Brahmacharya - Energy With Intention



Brahmacharya is often translated as ‘celibacy’ or ‘chastity’, which doesn’t always make for a very popular Yama in these modern times. Traditionally, ‘Brahmacharya’ was meant to encourage those involved in the practice of yoga to conserve their sexual energy, in favour of using that energy to further progress along the Yogic path. The common misconception that Brahmacharya is all about celibacy means it is often overlooked or considered irrelevant in our modern culture.

However, the practice of Brahmacharya or ‘right use of energy’ as it is widely translated, is more relevant now than ever.


The word Brahmacharya actually translates as ‘behaviour which leads to Brahman’. Brahman is thought of as ‘the creator’ in Hinduism and Yogic terms, so we’re talking about the behaviour which leads us towards ‘the divine’ or ‘higher power’.


Regarding Brahmacharya as ‘right use of energy’ leads us to consider how we actually use and direct our energy. Brahmacharya also evokes a sense of directing our energy away from external desires – you know, those pleasures which seem great at the time but are ultimately fleeting – and instead, towards finding peace and happiness within ourselves. Brahmacharya also evokes a sense of directing our energy away from external desires ... and instead, towards finding peace and happiness within ourselves.


Consider for a moment where your energy is most directed. I’ll have a guess that a large part of it is put towards worrying and generally concerning ourselves with things that don’t really serve us best. A lot of our energy may also be spent on trying to present ourselves as someone we’re not in order to please or impress others, or maybe we direct our physical energy towards endlessly pushing ourselves to be fitter, stronger or to 'fit in'…. Does any of this sound familiar? If so, it might be time to look a little closer at that Yama you’ve been avoiding….


In order to be the best version of ourselves and to use our energy in the right way, we need first of all to listen to what our bodies need. To really make the most of what we learn from our yoga practice, we need to have enough energy within ourselves.

L I S T E N

We’re often encouraged to listen to our bodies in a yoga class, but if we’re accustomed to practicing Yin, butterfly pose in one particular way, it can be difficult to change our habits – even when our bodies are asking us to. To make the most of our energy, we can enhance our health and well-being with the right yoga practice for us at that time; if you’re accustomed to a strong yoga practice and your body needs restoring, allow some time for a deep Yin practice. If you always opt for a soft and still practice, try some Power Yoga to give yourself a boost of strength and energy. Your body is always talking to you; listen and see what it has to say, It's normally the opposite thing we need the most!

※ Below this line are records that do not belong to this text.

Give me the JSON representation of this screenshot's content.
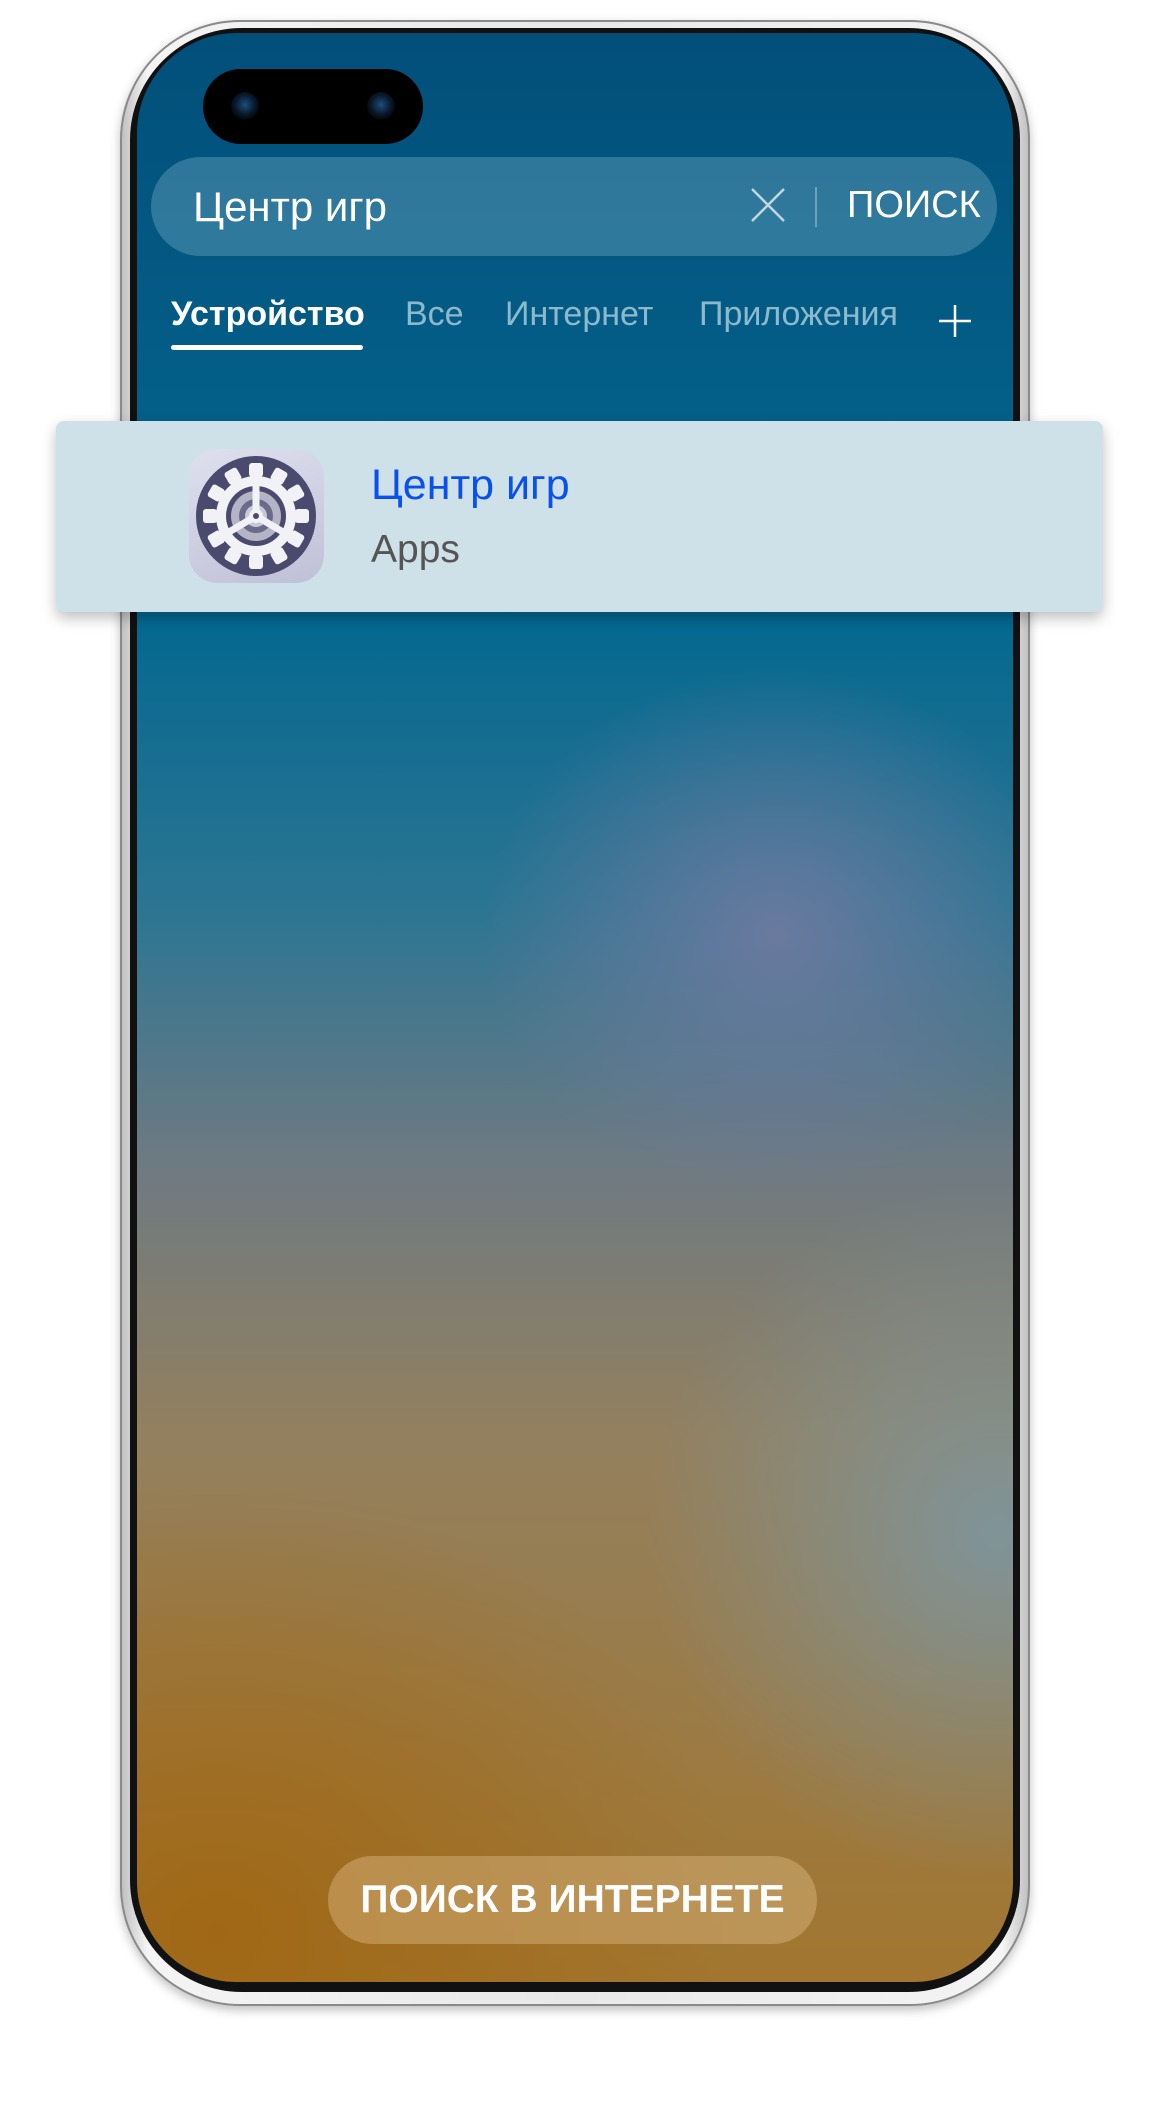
{
  "search": {
    "query": "Центр игр",
    "submit_label": "ПОИСК"
  },
  "tabs": [
    {
      "label": "Устройство",
      "active": true
    },
    {
      "label": "Все",
      "active": false
    },
    {
      "label": "Интернет",
      "active": false
    },
    {
      "label": "Приложения",
      "active": false
    }
  ],
  "result": {
    "title": "Центр игр",
    "subtitle": "Apps",
    "icon": "game-center-gear-icon"
  },
  "web_search_label": "ПОИСК В ИНТЕРНЕТЕ",
  "colors": {
    "accent": "#0a50f0",
    "card": "#cfe1e8"
  }
}
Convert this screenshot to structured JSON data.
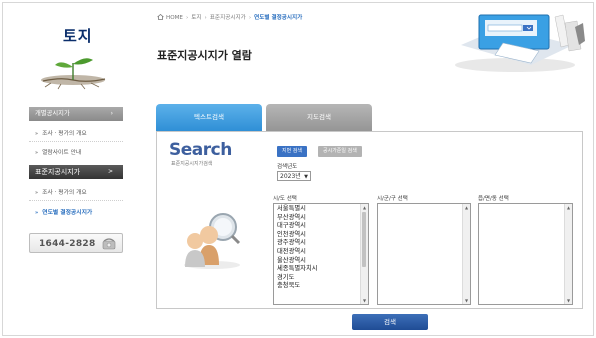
{
  "sidebar": {
    "brand": "토지",
    "menu1": {
      "label": "개별공시지가",
      "arrow": "›"
    },
    "menu1_items": [
      "조사 · 평가의 개요",
      "열람사이트 안내"
    ],
    "menu2": {
      "label": "표준지공시지가",
      "arrow": ">"
    },
    "menu2_items": [
      "조사 · 평가의 개요",
      "연도별 결정공시지가"
    ],
    "phone": "1644-2828"
  },
  "breadcrumb": {
    "home": "HOME",
    "items": [
      "토지",
      "표준지공시지가"
    ],
    "current": "연도별 결정공시지가"
  },
  "page_title": "표준지공시지가 열람",
  "tabs": [
    "텍스트검색",
    "지도검색"
  ],
  "search": {
    "logo": "Search",
    "sub": "표준지공시지가검색",
    "btn_address": "지번 검색",
    "btn_road": "공시가준일 검색",
    "year_label": "검색년도",
    "year_value": "2023년",
    "col_sido": "시/도 선택",
    "col_sigungu": "시/군/구 선택",
    "col_eup": "읍/면/동 선택",
    "sido_options": [
      "서울특별시",
      "부산광역시",
      "대구광역시",
      "인천광역시",
      "광주광역시",
      "대전광역시",
      "울산광역시",
      "세종특별자치시",
      "경기도",
      "충청북도"
    ],
    "submit": "검색"
  },
  "colors": {
    "accent": "#2f8fd6",
    "navy": "#1f4c95",
    "brand": "#0b2e6b"
  }
}
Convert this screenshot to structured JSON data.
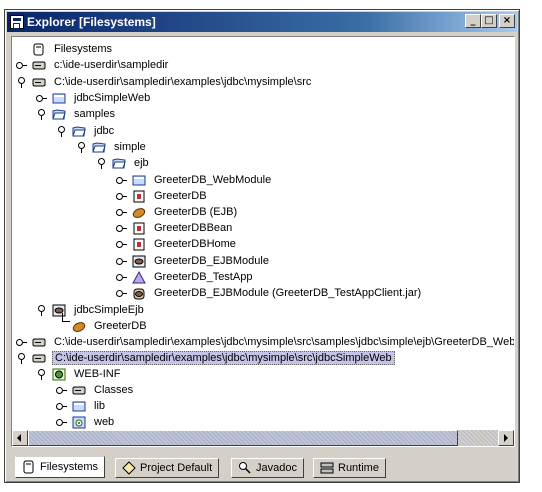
{
  "window": {
    "title": "Explorer [Filesystems]",
    "controls": {
      "minimize": "_",
      "maximize": "□",
      "close": "×"
    }
  },
  "tree": [
    {
      "label": "Filesystems",
      "icon": "filesystems-icon",
      "handle": "none"
    },
    {
      "label": "c:\\ide-userdir\\sampledir",
      "icon": "drive-icon",
      "handle": "collapsed"
    },
    {
      "label": "C:\\ide-userdir\\sampledir\\examples\\jdbc\\mysimple\\src",
      "icon": "drive-icon",
      "handle": "expanded"
    },
    {
      "label": "jdbcSimpleWeb",
      "icon": "folder-icon",
      "handle": "collapsed"
    },
    {
      "label": "samples",
      "icon": "folder-open-icon",
      "handle": "expanded"
    },
    {
      "label": "jdbc",
      "icon": "folder-open-icon",
      "handle": "expanded"
    },
    {
      "label": "simple",
      "icon": "folder-open-icon",
      "handle": "expanded"
    },
    {
      "label": "ejb",
      "icon": "folder-open-icon",
      "handle": "expanded"
    },
    {
      "label": "GreeterDB_WebModule",
      "icon": "folder-icon",
      "handle": "collapsed"
    },
    {
      "label": "GreeterDB",
      "icon": "java-class-icon",
      "handle": "collapsed"
    },
    {
      "label": "GreeterDB (EJB)",
      "icon": "ejb-bean-icon",
      "handle": "collapsed"
    },
    {
      "label": "GreeterDBBean",
      "icon": "java-class-icon",
      "handle": "collapsed"
    },
    {
      "label": "GreeterDBHome",
      "icon": "java-class-icon",
      "handle": "collapsed"
    },
    {
      "label": "GreeterDB_EJBModule",
      "icon": "ejb-module-icon",
      "handle": "collapsed"
    },
    {
      "label": "GreeterDB_TestApp",
      "icon": "application-icon",
      "handle": "collapsed"
    },
    {
      "label": "GreeterDB_EJBModule (GreeterDB_TestAppClient.jar)",
      "icon": "jar-bean-icon",
      "handle": "collapsed"
    },
    {
      "label": "jdbcSimpleEjb",
      "icon": "ejb-module-icon",
      "handle": "expanded"
    },
    {
      "label": "GreeterDB",
      "icon": "ejb-bean-icon",
      "handle": "none"
    },
    {
      "label": "C:\\ide-userdir\\sampledir\\examples\\jdbc\\mysimple\\src\\samples\\jdbc\\simple\\ejb\\GreeterDB_WebModule",
      "icon": "drive-icon",
      "handle": "collapsed"
    },
    {
      "label": "C:\\ide-userdir\\sampledir\\examples\\jdbc\\mysimple\\src\\jdbcSimpleWeb",
      "icon": "drive-icon",
      "handle": "expanded",
      "selected": true
    },
    {
      "label": "WEB-INF",
      "icon": "web-inf-icon",
      "handle": "expanded"
    },
    {
      "label": "Classes",
      "icon": "drive-icon",
      "handle": "collapsed"
    },
    {
      "label": "lib",
      "icon": "folder-icon",
      "handle": "collapsed"
    },
    {
      "label": "web",
      "icon": "web-folder-icon",
      "handle": "collapsed"
    }
  ],
  "tabs": [
    {
      "label": "Filesystems",
      "icon": "filesystems-icon",
      "active": true
    },
    {
      "label": "Project Default",
      "icon": "project-icon",
      "active": false
    },
    {
      "label": "Javadoc",
      "icon": "javadoc-icon",
      "active": false
    },
    {
      "label": "Runtime",
      "icon": "runtime-icon",
      "active": false
    }
  ],
  "colors": {
    "title_gradient_start": "#0a246a",
    "title_gradient_end": "#a6caf0",
    "selection": "#c4c4e8",
    "chrome": "#d4d0c8"
  }
}
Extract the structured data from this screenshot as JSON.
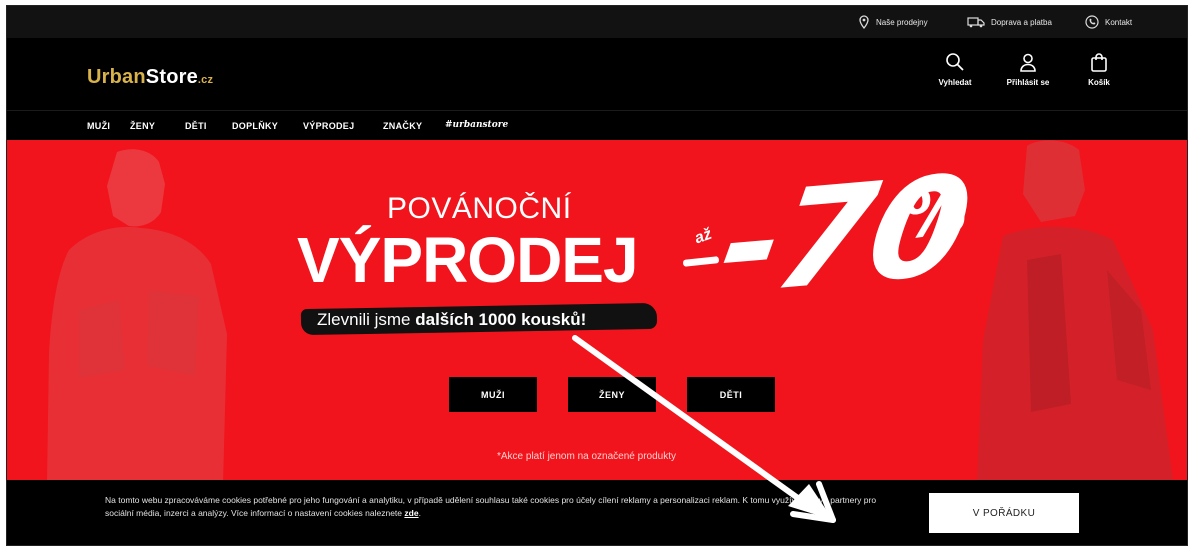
{
  "utility_bar": {
    "stores": "Naše prodejny",
    "shipping": "Doprava a platba",
    "contact": "Kontakt"
  },
  "header": {
    "logo_urban": "Urban",
    "logo_store": "Store",
    "logo_tld": ".cz",
    "search_label": "Vyhledat",
    "login_label": "Přihlásit se",
    "cart_label": "Košík"
  },
  "nav": {
    "items": [
      "MUŽI",
      "ŽENY",
      "DĚTI",
      "DOPLŇKY",
      "VÝPRODEJ",
      "ZNAČKY"
    ],
    "brand": "#urbanstore"
  },
  "hero": {
    "subtitle": "POVÁNOČNÍ",
    "title": "VÝPRODEJ",
    "az": "až",
    "discount": "-70",
    "percent": "%",
    "tagline_normal": "Zlevnili jsme ",
    "tagline_bold": "dalších 1000 kousků!",
    "cta_men": "MUŽI",
    "cta_women": "ŽENY",
    "cta_kids": "DĚTI",
    "disclaimer": "*Akce platí jenom na označené produkty"
  },
  "cookie": {
    "text": "Na tomto webu zpracováváme cookies potřebné pro jeho fungování a analytiku, v případě udělení souhlasu také cookies pro účely cílení reklamy a personalizaci reklam. K tomu využíváme své partnery pro sociální média, inzerci a analýzy. Více informací o nastavení cookies naleznete ",
    "link": "zde",
    "button": "V POŘÁDKU"
  },
  "colors": {
    "hero_red": "#f2141c",
    "logo_gold": "#d8b24a",
    "annotation_arrow": "#ffffff"
  }
}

S L O W . D O W N

Right now there seems to be an over-emphasis on how ‘busy’ we should all be – that busy is better – and that if you’re not busy, there’s something wrong. The point is, whether we’re constantly ‘busy’ or not doesn’t matter - it’s whether what we’re doing is worthwhile. Filling our schedule with as much as we can may seem impressive on the outside, but when it comes to how this makes us feel on the inside, it doesn’t leave much space to breathe. Brahmacharya encourages right use of energy, so if your energy levels are flagging at the moment, consider whether your daily tasks are draining you of your vitality. Could you find a way to